Whether you’re shopping for a new heating and cooling system or making an emergency purchase because that “excuse for a furnace” finally conked out, there’s a lot riding on the choices you are about to make. And, of all the choices you’ll make, one of the most important is the first one: finding the right contractor.
The contractor is the linchpin of a quality installation. Get the right one, and you’ll reap the comfort and energy-saving benefits of a correctly sized and installed system operating at peak efficiency. Choose the wrong contractor who installs oversized equipment and your new system’s efficiency and comfort will not meet your expectations. Because finding the right contractor is so important, the U.S. Environmental Protection Agency’s ENERGY STAR program has compiled the following recommendations to help you make this selection.
Find the Right Contractor
A reputable contractor should always:
- Inspect the job on-site and provide a detailed bid in a timely manner.
- Be licensed and insured to conduct business in your area.
- Show their certification for refrigerant handling.
- Provide examples of other quality installation work, with customer names to contact.
Get Quality and Value
The contractor should:
- Show you a layout of where the equipment will be installed.
- Calculate the size of your new equipment using Manual J or an equivalent calculation tool.
- Show savings calculations for installing high-efficiency, ENERGY STAR qualified equipment.

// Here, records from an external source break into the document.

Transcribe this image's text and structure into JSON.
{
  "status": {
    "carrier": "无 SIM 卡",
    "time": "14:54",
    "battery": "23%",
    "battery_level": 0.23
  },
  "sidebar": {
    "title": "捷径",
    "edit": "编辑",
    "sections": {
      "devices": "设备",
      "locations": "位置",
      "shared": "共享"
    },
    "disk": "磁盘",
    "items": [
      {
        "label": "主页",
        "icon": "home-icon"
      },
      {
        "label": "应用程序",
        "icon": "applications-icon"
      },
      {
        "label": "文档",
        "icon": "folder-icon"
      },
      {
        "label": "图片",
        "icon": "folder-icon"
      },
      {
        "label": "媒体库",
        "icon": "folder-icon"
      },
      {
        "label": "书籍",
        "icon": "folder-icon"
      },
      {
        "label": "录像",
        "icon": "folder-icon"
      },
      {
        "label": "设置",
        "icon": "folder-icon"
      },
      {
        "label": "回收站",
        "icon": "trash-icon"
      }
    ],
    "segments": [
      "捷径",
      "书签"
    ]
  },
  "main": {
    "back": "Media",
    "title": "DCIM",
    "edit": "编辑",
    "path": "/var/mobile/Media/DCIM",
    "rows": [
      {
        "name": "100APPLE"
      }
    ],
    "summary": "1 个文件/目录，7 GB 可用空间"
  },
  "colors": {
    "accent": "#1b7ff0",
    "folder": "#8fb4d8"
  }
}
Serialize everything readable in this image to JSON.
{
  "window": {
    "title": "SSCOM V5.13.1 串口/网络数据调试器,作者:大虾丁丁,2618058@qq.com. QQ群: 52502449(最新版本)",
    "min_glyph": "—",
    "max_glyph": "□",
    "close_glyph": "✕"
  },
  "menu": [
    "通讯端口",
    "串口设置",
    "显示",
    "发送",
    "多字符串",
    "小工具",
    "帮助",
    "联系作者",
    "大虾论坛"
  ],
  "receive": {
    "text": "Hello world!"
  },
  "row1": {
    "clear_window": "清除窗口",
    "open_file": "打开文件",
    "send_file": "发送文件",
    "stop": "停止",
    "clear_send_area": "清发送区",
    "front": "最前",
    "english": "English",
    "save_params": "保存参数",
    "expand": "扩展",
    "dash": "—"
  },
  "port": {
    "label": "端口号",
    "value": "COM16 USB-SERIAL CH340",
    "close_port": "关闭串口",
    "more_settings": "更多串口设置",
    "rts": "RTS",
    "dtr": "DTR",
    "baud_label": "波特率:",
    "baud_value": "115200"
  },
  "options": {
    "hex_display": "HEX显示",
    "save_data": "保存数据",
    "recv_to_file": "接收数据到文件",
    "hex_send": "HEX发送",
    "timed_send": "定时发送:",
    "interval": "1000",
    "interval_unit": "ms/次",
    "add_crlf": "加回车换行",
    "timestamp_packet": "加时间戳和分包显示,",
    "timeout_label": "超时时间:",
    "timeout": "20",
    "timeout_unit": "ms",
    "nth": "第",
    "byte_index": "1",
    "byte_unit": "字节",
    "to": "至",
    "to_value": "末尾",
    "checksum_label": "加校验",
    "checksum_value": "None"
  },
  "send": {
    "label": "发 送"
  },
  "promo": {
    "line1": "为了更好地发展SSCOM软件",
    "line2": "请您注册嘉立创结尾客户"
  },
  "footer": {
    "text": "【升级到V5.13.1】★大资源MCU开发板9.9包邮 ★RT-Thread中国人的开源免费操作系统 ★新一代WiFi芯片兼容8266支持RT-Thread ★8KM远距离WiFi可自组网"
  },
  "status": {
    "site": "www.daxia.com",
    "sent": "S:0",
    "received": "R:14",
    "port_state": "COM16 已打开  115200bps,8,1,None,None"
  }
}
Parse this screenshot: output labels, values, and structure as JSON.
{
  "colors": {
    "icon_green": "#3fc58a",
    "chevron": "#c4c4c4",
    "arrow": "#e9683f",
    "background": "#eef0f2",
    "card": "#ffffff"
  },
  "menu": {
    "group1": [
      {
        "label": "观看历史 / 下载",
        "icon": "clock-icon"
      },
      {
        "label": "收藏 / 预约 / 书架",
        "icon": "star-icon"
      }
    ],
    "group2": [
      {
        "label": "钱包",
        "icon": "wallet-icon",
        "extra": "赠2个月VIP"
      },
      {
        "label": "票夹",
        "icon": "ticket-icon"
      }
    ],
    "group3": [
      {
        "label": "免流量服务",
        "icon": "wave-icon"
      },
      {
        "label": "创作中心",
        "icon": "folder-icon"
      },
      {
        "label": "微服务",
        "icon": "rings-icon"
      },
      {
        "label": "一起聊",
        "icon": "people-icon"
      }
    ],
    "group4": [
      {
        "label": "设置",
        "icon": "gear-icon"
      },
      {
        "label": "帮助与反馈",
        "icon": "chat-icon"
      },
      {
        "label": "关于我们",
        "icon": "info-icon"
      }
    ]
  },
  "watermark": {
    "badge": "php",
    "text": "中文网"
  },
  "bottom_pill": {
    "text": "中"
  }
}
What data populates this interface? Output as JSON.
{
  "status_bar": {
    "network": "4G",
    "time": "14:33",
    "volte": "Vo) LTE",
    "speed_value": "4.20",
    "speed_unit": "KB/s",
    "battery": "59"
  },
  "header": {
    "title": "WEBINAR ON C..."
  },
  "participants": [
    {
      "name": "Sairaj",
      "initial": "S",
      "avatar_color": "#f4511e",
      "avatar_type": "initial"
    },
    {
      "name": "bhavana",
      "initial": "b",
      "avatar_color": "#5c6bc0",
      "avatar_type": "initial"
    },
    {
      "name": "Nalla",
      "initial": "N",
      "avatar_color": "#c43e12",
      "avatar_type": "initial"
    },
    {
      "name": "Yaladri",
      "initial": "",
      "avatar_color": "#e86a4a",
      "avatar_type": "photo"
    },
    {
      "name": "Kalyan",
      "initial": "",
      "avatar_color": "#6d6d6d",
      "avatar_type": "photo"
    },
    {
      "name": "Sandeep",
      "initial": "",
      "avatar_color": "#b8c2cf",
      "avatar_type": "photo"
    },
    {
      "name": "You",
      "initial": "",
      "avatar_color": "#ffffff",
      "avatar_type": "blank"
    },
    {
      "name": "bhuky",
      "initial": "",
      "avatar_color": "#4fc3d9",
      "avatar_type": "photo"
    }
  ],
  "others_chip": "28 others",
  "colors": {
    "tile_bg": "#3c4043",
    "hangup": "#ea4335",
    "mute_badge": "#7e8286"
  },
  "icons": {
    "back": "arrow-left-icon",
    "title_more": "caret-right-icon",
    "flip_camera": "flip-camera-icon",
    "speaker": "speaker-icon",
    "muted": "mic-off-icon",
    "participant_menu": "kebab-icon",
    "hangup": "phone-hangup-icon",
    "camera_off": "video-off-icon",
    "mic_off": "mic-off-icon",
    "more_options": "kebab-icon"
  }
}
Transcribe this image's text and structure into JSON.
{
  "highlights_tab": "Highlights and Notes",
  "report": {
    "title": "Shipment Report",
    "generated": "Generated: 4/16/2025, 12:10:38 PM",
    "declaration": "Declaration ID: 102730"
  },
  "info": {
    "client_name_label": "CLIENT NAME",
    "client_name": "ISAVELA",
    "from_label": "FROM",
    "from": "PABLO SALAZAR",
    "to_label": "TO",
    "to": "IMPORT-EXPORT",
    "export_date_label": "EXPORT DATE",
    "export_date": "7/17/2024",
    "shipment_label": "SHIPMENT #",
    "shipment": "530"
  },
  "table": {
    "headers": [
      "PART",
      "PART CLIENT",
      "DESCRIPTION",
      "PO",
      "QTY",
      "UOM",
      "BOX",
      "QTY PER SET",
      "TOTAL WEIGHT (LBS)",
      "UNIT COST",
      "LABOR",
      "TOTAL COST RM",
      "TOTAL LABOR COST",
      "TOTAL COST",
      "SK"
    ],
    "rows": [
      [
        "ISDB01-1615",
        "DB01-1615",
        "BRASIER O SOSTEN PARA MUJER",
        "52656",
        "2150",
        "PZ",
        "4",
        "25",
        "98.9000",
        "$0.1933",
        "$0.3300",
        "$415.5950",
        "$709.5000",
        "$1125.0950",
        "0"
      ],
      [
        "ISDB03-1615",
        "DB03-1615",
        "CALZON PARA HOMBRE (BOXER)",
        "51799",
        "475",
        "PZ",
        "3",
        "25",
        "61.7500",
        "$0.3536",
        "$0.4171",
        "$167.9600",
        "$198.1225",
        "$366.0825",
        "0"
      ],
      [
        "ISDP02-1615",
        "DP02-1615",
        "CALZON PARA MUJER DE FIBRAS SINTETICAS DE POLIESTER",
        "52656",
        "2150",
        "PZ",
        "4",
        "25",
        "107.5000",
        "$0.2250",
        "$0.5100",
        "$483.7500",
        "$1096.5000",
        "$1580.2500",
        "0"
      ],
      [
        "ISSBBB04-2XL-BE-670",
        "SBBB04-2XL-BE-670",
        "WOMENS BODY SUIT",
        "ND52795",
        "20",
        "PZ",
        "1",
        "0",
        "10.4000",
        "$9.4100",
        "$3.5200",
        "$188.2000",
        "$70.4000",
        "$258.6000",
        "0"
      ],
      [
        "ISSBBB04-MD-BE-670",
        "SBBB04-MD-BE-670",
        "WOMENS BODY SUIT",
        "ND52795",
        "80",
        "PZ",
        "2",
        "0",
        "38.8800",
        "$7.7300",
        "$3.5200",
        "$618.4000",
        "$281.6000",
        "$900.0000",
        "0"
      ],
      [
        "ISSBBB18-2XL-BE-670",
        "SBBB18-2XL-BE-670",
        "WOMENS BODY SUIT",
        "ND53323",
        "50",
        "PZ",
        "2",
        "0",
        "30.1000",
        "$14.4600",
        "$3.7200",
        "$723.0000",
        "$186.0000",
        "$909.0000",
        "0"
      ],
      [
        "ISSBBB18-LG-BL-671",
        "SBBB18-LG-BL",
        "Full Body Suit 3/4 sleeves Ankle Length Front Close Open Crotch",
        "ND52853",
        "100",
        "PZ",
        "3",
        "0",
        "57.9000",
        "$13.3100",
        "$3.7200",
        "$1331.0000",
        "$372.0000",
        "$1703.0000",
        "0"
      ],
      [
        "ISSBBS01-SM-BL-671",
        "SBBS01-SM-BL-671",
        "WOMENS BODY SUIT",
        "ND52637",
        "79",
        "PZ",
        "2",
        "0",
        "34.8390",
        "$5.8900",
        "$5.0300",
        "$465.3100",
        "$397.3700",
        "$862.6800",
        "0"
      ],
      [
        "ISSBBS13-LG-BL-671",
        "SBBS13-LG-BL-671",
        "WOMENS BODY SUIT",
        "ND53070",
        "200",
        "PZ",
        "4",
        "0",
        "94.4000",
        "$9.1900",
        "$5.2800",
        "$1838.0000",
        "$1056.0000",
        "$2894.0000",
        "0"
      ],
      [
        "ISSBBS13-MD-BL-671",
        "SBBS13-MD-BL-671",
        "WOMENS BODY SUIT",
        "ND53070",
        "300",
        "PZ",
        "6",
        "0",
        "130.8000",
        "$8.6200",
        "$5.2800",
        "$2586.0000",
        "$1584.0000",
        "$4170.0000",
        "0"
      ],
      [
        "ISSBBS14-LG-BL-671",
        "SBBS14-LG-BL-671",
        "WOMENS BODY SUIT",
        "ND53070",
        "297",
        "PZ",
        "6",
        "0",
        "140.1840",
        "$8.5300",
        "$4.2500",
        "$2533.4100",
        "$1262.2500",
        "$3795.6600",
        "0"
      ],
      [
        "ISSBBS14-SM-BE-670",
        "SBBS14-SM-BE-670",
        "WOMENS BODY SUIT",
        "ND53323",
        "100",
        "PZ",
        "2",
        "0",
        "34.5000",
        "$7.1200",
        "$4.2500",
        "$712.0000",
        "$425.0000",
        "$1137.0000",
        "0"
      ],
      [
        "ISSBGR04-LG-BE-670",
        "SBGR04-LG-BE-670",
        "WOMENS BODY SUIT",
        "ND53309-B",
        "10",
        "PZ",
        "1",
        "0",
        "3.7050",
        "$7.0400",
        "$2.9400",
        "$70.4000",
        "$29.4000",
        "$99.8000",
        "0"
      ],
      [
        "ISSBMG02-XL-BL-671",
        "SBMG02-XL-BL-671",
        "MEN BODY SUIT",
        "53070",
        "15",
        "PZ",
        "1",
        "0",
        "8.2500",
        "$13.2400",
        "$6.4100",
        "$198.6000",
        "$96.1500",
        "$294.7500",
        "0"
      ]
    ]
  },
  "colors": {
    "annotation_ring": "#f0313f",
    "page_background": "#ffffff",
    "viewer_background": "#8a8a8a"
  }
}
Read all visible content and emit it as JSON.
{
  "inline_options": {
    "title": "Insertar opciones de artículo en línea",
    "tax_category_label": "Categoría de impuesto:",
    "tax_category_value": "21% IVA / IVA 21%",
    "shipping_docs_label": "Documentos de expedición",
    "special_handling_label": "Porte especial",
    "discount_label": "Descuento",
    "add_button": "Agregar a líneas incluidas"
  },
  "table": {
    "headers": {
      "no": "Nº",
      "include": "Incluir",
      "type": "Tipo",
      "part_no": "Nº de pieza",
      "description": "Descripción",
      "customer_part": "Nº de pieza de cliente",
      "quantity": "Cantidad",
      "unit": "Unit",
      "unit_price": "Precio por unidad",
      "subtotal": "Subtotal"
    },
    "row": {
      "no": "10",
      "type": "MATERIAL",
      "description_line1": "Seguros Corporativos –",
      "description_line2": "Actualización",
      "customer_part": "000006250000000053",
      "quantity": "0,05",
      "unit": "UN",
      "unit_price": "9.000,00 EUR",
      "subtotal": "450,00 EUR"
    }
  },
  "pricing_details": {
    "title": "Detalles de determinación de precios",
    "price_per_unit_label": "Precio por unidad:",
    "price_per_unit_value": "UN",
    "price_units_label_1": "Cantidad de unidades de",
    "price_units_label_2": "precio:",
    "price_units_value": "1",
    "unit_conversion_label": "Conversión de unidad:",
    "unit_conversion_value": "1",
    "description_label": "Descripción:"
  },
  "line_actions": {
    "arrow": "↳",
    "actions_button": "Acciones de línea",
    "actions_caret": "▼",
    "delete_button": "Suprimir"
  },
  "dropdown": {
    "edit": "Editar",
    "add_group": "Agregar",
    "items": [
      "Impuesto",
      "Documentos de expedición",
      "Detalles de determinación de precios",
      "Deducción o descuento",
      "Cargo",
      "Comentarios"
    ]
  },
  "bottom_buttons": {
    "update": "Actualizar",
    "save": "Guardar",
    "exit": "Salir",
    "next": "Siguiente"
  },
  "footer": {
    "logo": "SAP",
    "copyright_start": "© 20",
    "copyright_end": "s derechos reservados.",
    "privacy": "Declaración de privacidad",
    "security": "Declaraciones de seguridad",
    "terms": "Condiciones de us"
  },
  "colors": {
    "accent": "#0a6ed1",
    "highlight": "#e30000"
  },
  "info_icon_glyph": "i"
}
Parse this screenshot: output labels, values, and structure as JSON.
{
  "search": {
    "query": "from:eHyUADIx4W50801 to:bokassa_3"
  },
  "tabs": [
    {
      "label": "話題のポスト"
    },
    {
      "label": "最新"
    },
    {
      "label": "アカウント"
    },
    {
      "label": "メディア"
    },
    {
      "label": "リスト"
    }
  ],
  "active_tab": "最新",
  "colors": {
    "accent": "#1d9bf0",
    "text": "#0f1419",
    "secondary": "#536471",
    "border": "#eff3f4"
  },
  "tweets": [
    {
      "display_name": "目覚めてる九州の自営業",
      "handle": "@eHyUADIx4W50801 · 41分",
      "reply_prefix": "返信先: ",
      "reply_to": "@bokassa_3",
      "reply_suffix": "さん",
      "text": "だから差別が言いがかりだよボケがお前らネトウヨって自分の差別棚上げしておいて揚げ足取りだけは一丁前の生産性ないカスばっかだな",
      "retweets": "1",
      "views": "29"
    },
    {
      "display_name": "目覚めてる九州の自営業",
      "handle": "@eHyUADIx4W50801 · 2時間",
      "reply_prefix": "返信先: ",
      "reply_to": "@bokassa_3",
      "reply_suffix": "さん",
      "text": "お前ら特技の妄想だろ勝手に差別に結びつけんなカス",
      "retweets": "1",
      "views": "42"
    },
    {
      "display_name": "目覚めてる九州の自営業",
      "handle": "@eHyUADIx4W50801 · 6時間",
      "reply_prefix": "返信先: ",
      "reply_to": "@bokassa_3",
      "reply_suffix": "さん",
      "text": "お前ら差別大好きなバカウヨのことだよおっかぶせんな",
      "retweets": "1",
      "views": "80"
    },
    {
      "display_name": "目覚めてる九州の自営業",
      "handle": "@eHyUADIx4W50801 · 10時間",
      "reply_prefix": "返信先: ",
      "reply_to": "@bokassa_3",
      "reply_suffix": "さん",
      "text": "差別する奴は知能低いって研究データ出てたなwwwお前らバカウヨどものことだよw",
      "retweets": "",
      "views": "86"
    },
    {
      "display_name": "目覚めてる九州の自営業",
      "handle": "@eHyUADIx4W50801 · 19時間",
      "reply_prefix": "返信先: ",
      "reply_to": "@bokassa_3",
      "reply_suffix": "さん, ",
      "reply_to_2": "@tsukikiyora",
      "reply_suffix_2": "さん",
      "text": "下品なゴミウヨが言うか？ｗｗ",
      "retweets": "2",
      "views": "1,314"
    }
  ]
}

- Diagnose needed duct repairs.
- Provide financing for the purchase, if necessary.
- Explain clearly how to properly operate the system.
- List in detail all the work that is being contracted.
- Specify all products by quantity, name, model number, and energy ratings.
- Provide and explain the manufacturer’s warranty and the labor warranty the contractor will stand behind.
Sign an Agreement
You and your contractor should sign a written proposal before work starts that includes:
- The total price and payment schedule.
- The scheduled start and completion date.
- A description of how disputes will be resolved.
- The contractor’s liability insurance and licenses, if required.
- List of paperwork and permits needed for the project.